Israel approved the call-up of another 18,000 reservists, taking the total number approved to 65,000 for an operation aimed at protecting Israeli lives and striking "a significant blow to Hamas`s terror infrastructure," the Army said.
Shortly beforehand, the military began an intensive bombardment of Gaza by air and sea as well as by tanks massed along the border.
Israel launched Operation Protective Edge on July 8 to stamp out rocket fire from Gaza, pounding the coastal enclave from both the air and the sea.
Egypt lashed out at Hamas on Thursday, saying it could have saved dozens of lives had it accepted an truce brokered by Cairo but also condemned the "Israeli escalation".
"Had Hamas accepted the Egyptian proposal, it could have saved the lives of at least 40 Palestinians," said Foreign Minister Sameh Shoukri.
An initial ceasefire proposal which was to begin on Tuesday was accepted by Israel but ignored by Hamas, which continued to fire rockets over the border.
Netanyahu and his Defence Minister Moshe Yaalon instructed the Army "to commence ground action to strike at the terrorist tunnels from the Gaza Strip into Israeli territory," the Premier`s office said.
Army spokesman Major Arye Shalicar told a news agency Israel`s goal was "to strike Hamas infrastructure and operatives" in Gaza, including tunnels.

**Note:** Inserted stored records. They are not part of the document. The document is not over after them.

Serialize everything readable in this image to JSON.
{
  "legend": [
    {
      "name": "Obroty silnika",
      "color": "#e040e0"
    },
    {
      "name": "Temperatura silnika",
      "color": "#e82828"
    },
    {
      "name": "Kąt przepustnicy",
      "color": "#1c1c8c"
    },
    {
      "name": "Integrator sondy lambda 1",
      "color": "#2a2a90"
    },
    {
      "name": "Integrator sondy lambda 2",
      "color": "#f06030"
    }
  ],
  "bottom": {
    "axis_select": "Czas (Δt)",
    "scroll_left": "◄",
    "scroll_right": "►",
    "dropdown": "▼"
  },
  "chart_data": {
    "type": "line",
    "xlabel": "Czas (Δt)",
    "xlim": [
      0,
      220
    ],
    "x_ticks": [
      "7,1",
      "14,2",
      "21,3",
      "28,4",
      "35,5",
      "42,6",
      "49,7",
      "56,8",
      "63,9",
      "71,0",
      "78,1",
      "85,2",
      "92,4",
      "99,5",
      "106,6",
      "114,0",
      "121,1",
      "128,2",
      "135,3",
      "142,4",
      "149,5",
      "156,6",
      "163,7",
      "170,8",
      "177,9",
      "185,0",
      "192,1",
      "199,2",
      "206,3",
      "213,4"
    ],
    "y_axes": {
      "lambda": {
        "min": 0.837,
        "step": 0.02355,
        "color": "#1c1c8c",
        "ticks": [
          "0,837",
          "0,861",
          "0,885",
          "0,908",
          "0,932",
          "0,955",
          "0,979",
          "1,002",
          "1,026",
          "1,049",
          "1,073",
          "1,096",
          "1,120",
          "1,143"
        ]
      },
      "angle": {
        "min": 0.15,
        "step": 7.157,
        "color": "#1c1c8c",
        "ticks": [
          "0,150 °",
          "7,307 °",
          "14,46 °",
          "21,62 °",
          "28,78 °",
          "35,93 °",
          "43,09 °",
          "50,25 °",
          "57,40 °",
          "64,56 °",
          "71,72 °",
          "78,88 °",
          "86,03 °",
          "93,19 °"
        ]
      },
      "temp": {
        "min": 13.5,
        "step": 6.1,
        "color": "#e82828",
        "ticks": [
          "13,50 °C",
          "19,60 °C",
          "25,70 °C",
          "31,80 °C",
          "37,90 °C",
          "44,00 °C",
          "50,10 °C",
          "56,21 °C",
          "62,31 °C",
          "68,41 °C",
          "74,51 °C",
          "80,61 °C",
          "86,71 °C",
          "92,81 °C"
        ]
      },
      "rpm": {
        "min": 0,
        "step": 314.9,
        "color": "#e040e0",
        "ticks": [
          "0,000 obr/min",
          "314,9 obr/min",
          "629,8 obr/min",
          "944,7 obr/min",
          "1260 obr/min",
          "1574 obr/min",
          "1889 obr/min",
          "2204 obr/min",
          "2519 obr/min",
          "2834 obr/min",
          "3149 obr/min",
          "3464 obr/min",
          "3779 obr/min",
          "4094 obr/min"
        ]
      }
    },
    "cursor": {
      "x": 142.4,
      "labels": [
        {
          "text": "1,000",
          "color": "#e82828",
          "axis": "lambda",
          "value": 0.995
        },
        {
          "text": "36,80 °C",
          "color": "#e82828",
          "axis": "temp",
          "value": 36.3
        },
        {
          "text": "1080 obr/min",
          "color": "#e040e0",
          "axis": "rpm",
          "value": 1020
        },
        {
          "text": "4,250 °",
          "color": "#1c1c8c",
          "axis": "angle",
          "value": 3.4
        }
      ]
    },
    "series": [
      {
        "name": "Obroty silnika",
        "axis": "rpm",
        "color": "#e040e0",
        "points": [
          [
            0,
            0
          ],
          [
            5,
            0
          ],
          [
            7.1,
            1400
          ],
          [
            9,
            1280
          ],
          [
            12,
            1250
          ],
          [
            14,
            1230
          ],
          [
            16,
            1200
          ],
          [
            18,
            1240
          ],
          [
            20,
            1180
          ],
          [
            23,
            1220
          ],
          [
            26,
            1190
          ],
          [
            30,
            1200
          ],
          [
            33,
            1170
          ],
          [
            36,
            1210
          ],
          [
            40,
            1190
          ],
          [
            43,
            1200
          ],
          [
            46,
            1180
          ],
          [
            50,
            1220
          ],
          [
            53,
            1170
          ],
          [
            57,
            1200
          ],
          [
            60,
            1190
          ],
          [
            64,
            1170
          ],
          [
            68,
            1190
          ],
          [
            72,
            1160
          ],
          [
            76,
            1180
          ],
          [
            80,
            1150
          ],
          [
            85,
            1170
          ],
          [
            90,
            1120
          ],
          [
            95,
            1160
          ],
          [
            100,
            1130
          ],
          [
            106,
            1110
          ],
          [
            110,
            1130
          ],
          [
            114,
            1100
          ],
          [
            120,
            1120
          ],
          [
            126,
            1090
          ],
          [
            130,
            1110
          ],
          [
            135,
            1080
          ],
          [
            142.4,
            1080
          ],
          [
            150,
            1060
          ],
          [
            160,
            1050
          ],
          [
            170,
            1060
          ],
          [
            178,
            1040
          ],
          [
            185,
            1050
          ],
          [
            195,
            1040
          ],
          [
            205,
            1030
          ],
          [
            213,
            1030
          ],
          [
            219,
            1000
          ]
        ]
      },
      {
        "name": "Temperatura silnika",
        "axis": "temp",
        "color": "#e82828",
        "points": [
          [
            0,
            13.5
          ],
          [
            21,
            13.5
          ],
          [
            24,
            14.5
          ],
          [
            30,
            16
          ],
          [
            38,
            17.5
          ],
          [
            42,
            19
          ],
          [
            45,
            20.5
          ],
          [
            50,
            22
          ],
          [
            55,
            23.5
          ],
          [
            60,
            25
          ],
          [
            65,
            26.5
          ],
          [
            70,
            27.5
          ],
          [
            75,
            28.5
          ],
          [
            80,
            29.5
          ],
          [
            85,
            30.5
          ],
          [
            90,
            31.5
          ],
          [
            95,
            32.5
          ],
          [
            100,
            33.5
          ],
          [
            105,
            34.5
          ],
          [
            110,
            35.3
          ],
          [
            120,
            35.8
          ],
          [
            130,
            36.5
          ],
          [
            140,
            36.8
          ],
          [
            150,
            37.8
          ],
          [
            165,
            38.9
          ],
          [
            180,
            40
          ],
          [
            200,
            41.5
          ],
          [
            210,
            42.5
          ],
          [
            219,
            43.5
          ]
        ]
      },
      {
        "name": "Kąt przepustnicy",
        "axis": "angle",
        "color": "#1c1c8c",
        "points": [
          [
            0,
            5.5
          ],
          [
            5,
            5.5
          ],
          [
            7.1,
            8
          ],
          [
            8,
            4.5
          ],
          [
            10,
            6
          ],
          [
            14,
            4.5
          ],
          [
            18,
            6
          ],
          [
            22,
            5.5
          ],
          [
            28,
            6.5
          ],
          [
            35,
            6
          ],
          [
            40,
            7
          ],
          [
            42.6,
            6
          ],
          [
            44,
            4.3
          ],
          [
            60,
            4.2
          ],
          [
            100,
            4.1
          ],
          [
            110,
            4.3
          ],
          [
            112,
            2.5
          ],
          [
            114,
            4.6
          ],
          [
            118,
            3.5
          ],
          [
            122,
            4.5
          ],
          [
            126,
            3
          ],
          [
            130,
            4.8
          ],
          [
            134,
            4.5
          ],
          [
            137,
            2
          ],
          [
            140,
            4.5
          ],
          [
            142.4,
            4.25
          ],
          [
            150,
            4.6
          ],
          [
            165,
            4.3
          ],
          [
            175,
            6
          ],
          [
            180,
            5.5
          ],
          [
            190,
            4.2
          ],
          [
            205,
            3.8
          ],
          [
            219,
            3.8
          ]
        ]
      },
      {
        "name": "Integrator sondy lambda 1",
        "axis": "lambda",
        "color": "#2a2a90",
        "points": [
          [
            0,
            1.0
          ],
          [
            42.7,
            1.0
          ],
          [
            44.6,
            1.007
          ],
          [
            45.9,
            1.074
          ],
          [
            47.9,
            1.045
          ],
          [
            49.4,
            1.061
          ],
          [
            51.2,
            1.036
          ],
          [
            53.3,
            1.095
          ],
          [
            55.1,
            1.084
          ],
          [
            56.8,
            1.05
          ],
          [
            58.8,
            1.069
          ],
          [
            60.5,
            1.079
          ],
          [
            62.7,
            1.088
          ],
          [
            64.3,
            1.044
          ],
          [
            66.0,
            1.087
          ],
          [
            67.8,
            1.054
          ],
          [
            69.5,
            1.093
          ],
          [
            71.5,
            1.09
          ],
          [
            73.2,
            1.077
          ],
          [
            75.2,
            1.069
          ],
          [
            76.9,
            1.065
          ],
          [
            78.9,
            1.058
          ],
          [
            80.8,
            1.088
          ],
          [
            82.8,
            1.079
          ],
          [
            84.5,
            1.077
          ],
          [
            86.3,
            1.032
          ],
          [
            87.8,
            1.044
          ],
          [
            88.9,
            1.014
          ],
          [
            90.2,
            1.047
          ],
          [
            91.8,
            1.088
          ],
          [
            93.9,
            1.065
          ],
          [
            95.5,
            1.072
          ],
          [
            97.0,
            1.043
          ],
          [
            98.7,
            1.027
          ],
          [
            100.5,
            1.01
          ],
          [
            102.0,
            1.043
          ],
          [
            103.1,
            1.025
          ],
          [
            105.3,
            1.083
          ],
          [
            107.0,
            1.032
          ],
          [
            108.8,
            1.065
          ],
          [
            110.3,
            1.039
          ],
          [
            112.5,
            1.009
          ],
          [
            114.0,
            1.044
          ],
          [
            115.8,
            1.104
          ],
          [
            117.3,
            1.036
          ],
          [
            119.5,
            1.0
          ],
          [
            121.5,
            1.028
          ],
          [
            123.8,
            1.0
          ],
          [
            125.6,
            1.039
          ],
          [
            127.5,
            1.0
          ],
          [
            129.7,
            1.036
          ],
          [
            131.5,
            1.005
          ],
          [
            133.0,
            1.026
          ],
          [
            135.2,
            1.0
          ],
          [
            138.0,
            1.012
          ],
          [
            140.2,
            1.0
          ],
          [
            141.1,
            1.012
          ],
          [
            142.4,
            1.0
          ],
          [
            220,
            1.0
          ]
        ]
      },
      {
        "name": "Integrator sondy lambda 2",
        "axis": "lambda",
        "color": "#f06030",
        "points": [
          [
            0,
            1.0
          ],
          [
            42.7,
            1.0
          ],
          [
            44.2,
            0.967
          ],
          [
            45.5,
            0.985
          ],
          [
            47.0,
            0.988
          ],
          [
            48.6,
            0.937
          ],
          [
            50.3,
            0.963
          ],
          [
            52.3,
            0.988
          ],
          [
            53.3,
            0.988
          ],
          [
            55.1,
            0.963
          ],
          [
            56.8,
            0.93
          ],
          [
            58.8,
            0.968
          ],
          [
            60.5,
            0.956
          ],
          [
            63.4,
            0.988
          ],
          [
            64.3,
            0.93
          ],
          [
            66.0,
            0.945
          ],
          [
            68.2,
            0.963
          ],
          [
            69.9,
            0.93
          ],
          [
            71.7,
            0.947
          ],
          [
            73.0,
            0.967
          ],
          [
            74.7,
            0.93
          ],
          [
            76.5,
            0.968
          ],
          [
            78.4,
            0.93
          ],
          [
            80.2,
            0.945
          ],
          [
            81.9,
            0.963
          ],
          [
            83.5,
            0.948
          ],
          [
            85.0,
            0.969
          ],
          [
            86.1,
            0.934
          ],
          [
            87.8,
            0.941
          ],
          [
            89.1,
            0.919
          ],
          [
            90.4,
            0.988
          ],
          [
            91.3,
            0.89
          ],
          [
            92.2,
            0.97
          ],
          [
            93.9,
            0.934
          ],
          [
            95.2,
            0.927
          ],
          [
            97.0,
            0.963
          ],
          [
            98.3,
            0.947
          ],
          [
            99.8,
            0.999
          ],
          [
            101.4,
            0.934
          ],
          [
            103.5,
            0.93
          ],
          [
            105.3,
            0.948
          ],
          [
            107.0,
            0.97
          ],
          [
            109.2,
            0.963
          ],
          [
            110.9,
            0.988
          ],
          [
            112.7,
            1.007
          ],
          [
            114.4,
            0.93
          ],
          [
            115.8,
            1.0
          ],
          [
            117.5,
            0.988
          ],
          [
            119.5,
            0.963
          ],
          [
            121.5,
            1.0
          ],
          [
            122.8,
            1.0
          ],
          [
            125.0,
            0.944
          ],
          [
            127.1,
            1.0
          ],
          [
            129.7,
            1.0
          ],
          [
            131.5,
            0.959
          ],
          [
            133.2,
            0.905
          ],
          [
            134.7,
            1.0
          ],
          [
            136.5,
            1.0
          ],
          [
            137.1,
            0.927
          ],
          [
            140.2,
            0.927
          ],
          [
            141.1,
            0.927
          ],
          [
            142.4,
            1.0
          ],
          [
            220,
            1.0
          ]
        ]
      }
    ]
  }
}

Experts have said a ground operation is the only way of reaching targets unattainable from the air, such as the underground network.
Almoz urged Gaza residents to flee areas where the army was operating, warning the ground campaign would "be extended as much as necessary".
Following appeals by Washington and the United Nations, the military pledged to invest "unprecedented efforts" to limit harm to civilians.
"I regret that despite my repeated urgings, and those of many regional and world leaders together, an already dangerous conflict has now escalated even further," UN chief Ban Ki-moon said, urging Israel to "do far more" to spare Palestinian non-combatants.
On the ground, Palestinian witnesses reported gun battles breaking out east of the southern city of Khan Yunis, with military sources confirming it was one of the areas in which the troops were operating.
A military spokeswoman told a news agency ground and air forces had attacked at least 36 targets in Gaza since the incursion was launched.
Following the start of the ground operation, 25 rockets fired by Gaza militants hit Israel without causing any casualties, with another 20 intercepted, the Army said on Friday.
Military figures also show that 1,155 rockets fired from Gaza have hit Israel from July 8 to Friday, and another 312 shot down by the Iron Dome air defence system.